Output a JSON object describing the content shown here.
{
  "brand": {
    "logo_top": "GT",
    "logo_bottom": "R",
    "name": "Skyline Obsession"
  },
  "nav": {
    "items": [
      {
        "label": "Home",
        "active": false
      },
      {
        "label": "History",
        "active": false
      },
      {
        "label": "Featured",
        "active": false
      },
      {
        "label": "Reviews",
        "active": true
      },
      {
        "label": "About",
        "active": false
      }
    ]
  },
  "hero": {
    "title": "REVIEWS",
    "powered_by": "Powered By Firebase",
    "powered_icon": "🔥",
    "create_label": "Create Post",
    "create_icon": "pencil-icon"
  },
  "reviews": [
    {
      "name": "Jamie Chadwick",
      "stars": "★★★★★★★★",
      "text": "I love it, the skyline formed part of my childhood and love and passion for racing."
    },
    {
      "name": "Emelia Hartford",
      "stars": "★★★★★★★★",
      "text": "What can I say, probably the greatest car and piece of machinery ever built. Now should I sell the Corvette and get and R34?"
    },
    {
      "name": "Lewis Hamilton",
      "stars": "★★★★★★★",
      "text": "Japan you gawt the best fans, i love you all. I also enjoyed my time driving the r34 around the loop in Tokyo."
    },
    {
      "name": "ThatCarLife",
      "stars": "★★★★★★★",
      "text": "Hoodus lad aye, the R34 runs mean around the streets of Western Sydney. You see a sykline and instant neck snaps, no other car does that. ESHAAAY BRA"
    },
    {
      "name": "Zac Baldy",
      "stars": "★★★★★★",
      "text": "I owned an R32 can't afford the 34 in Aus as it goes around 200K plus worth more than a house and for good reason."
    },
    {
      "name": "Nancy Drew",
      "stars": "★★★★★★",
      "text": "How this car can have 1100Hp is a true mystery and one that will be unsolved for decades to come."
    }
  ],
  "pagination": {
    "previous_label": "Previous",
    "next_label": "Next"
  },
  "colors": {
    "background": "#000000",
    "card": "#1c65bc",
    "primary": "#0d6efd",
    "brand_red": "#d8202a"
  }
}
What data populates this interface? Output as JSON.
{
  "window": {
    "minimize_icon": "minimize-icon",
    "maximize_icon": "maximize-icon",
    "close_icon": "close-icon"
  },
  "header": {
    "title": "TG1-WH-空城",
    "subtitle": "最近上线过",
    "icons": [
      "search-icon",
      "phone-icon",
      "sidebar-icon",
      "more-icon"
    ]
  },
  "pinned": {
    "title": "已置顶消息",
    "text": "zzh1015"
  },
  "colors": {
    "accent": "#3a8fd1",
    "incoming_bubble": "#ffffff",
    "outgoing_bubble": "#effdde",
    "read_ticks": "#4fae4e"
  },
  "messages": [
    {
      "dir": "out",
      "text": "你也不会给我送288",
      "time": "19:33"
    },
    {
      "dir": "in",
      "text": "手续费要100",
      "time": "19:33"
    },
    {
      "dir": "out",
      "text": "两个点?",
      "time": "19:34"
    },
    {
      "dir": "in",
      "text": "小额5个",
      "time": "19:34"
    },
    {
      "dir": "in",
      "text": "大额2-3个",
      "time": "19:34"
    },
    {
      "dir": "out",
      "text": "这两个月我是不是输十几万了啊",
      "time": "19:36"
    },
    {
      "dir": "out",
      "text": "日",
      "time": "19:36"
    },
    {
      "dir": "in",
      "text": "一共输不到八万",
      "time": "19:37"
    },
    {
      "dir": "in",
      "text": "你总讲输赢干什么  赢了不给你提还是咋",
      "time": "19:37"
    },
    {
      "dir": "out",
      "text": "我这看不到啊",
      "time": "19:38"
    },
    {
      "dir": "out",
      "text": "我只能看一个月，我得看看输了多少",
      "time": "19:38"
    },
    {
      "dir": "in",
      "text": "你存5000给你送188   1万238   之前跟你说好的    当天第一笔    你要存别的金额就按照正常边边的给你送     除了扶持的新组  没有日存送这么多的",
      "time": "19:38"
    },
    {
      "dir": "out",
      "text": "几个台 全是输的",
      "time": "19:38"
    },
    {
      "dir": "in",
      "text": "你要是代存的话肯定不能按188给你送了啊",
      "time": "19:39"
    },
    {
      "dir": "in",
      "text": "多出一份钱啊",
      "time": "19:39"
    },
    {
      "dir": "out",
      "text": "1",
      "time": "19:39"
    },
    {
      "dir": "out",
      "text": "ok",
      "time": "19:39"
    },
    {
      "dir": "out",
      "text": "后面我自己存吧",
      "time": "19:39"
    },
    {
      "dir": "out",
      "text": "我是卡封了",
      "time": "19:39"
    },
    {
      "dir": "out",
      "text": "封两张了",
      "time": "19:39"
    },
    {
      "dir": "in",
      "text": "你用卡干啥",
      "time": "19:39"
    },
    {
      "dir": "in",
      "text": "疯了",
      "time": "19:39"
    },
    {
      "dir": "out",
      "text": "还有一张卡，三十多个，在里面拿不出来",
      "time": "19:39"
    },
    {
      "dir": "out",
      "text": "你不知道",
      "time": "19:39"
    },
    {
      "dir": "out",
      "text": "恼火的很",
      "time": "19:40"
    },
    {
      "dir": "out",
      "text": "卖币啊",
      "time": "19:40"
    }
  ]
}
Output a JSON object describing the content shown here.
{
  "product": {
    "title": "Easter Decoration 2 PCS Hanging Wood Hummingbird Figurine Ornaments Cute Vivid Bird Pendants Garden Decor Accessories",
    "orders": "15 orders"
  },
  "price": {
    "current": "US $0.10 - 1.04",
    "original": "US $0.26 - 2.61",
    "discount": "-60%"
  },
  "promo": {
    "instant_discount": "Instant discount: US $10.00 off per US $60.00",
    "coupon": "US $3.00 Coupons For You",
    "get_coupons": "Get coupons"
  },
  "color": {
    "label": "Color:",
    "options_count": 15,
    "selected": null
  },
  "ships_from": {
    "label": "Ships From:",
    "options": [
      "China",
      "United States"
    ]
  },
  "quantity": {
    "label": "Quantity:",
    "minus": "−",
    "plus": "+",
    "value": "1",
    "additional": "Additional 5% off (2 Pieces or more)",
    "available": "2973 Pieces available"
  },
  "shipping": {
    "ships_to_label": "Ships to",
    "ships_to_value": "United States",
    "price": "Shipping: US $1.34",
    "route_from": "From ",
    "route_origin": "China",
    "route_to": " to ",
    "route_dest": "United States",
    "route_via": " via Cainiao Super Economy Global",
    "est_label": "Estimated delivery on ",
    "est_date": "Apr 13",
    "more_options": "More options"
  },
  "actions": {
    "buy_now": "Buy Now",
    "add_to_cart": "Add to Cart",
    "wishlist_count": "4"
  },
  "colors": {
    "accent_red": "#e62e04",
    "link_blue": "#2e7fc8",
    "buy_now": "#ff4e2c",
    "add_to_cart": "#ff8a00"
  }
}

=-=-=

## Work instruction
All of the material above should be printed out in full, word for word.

## Output of the task
Output a JSON object describing the content shown here.
{
  "brand": {
    "logo_top": "GT",
    "logo_bottom": "R",
    "name": "Skyline Obsession"
  },
  "nav": {
    "items": [
      {
        "label": "Home",
        "active": false
      },
      {
        "label": "History",
        "active": false
      },
      {
        "label": "Featured",
        "active": false
      },
      {
        "label": "Reviews",
        "active": true
      },
      {
        "label": "About",
        "active": false
      }
    ]
  },
  "hero": {
    "title": "REVIEWS",
    "powered_by": "Powered By Firebase",
    "powered_icon": "🔥",
    "create_label": "Create Post",
    "create_icon": "pencil-icon"
  },
  "reviews": [
    {
      "name": "Jamie Chadwick",
      "stars": "★★★★★★★★",
      "text": "I love it, the skyline formed part of my childhood and love and passion for racing."
    },
    {
      "name": "Emelia Hartford",
      "stars": "★★★★★★★★",
      "text": "What can I say, probably the greatest car and piece of machinery ever built. Now should I sell the Corvette and get and R34?"
    },
    {
      "name": "Lewis Hamilton",
      "stars": "★★★★★★★",
      "text": "Japan you gawt the best fans, i love you all. I also enjoyed my time driving the r34 around the loop in Tokyo."
    },
    {
      "name": "ThatCarLife",
      "stars": "★★★★★★★",
      "text": "Hoodus lad aye, the R34 runs mean around the streets of Western Sydney. You see a sykline and instant neck snaps, no other car does that. ESHAAAY BRA"
    },
    {
      "name": "Zac Baldy",
      "stars": "★★★★★★",
      "text": "I owned an R32 can't afford the 34 in Aus as it goes around 200K plus worth more than a house and for good reason."
    },
    {
      "name": "Nancy Drew",
      "stars": "★★★★★★",
      "text": "How this car can have 1100Hp is a true mystery and one that will be unsolved for decades to come."
    }
  ],
  "pagination": {
    "previous_label": "Previous",
    "next_label": "Next"
  },
  "colors": {
    "background": "#000000",
    "card": "#1c65bc",
    "primary": "#0d6efd",
    "brand_red": "#d8202a"
  }
}
What data populates this interface? Output as JSON.
{
  "window": {
    "minimize_icon": "minimize-icon",
    "maximize_icon": "maximize-icon",
    "close_icon": "close-icon"
  },
  "header": {
    "title": "TG1-WH-空城",
    "subtitle": "最近上线过",
    "icons": [
      "search-icon",
      "phone-icon",
      "sidebar-icon",
      "more-icon"
    ]
  },
  "pinned": {
    "title": "已置顶消息",
    "text": "zzh1015"
  },
  "colors": {
    "accent": "#3a8fd1",
    "incoming_bubble": "#ffffff",
    "outgoing_bubble": "#effdde",
    "read_ticks": "#4fae4e"
  },
  "messages": [
    {
      "dir": "out",
      "text": "你也不会给我送288",
      "time": "19:33"
    },
    {
      "dir": "in",
      "text": "手续费要100",
      "time": "19:33"
    },
    {
      "dir": "out",
      "text": "两个点?",
      "time": "19:34"
    },
    {
      "dir": "in",
      "text": "小额5个",
      "time": "19:34"
    },
    {
      "dir": "in",
      "text": "大额2-3个",
      "time": "19:34"
    },
    {
      "dir": "out",
      "text": "这两个月我是不是输十几万了啊",
      "time": "19:36"
    },
    {
      "dir": "out",
      "text": "日",
      "time": "19:36"
    },
    {
      "dir": "in",
      "text": "一共输不到八万",
      "time": "19:37"
    },
    {
      "dir": "in",
      "text": "你总讲输赢干什么  赢了不给你提还是咋",
      "time": "19:37"
    },
    {
      "dir": "out",
      "text": "我这看不到啊",
      "time": "19:38"
    },
    {
      "dir": "out",
      "text": "我只能看一个月，我得看看输了多少",
      "time": "19:38"
    },
    {
      "dir": "in",
      "text": "你存5000给你送188   1万238   之前跟你说好的    当天第一笔    你要存别的金额就按照正常边边的给你送     除了扶持的新组  没有日存送这么多的",
      "time": "19:38"
    },
    {
      "dir": "out",
      "text": "几个台 全是输的",
      "time": "19:38"
    },
    {
      "dir": "in",
      "text": "你要是代存的话肯定不能按188给你送了啊",
      "time": "19:39"
    },
    {
      "dir": "in",
      "text": "多出一份钱啊",
      "time": "19:39"
    },
    {
      "dir": "out",
      "text": "1",
      "time": "19:39"
    },
    {
      "dir": "out",
      "text": "ok",
      "time": "19:39"
    },
    {
      "dir": "out",
      "text": "后面我自己存吧",
      "time": "19:39"
    },
    {
      "dir": "out",
      "text": "我是卡封了",
      "time": "19:39"
    },
    {
      "dir": "out",
      "text": "封两张了",
      "time": "19:39"
    },
    {
      "dir": "in",
      "text": "你用卡干啥",
      "time": "19:39"
    },
    {
      "dir": "in",
      "text": "疯了",
      "time": "19:39"
    },
    {
      "dir": "out",
      "text": "还有一张卡，三十多个，在里面拿不出来",
      "time": "19:39"
    },
    {
      "dir": "out",
      "text": "你不知道",
      "time": "19:39"
    },
    {
      "dir": "out",
      "text": "恼火的很",
      "time": "19:40"
    },
    {
      "dir": "out",
      "text": "卖币啊",
      "time": "19:40"
    }
  ]
}
Output a JSON object describing the content shown here.
{
  "product": {
    "title": "Easter Decoration 2 PCS Hanging Wood Hummingbird Figurine Ornaments Cute Vivid Bird Pendants Garden Decor Accessories",
    "orders": "15 orders"
  },
  "price": {
    "current": "US $0.10 - 1.04",
    "original": "US $0.26 - 2.61",
    "discount": "-60%"
  },
  "promo": {
    "instant_discount": "Instant discount: US $10.00 off per US $60.00",
    "coupon": "US $3.00 Coupons For You",
    "get_coupons": "Get coupons"
  },
  "color": {
    "label": "Color:",
    "options_count": 15,
    "selected": null
  },
  "ships_from": {
    "label": "Ships From:",
    "options": [
      "China",
      "United States"
    ]
  },
  "quantity": {
    "label": "Quantity:",
    "minus": "−",
    "plus": "+",
    "value": "1",
    "additional": "Additional 5% off (2 Pieces or more)",
    "available": "2973 Pieces available"
  },
  "shipping": {
    "ships_to_label": "Ships to",
    "ships_to_value": "United States",
    "price": "Shipping: US $1.34",
    "route_from": "From ",
    "route_origin": "China",
    "route_to": " to ",
    "route_dest": "United States",
    "route_via": " via Cainiao Super Economy Global",
    "est_label": "Estimated delivery on ",
    "est_date": "Apr 13",
    "more_options": "More options"
  },
  "actions": {
    "buy_now": "Buy Now",
    "add_to_cart": "Add to Cart",
    "wishlist_count": "4"
  },
  "colors": {
    "accent_red": "#e62e04",
    "link_blue": "#2e7fc8",
    "buy_now": "#ff4e2c",
    "add_to_cart": "#ff8a00"
  }
}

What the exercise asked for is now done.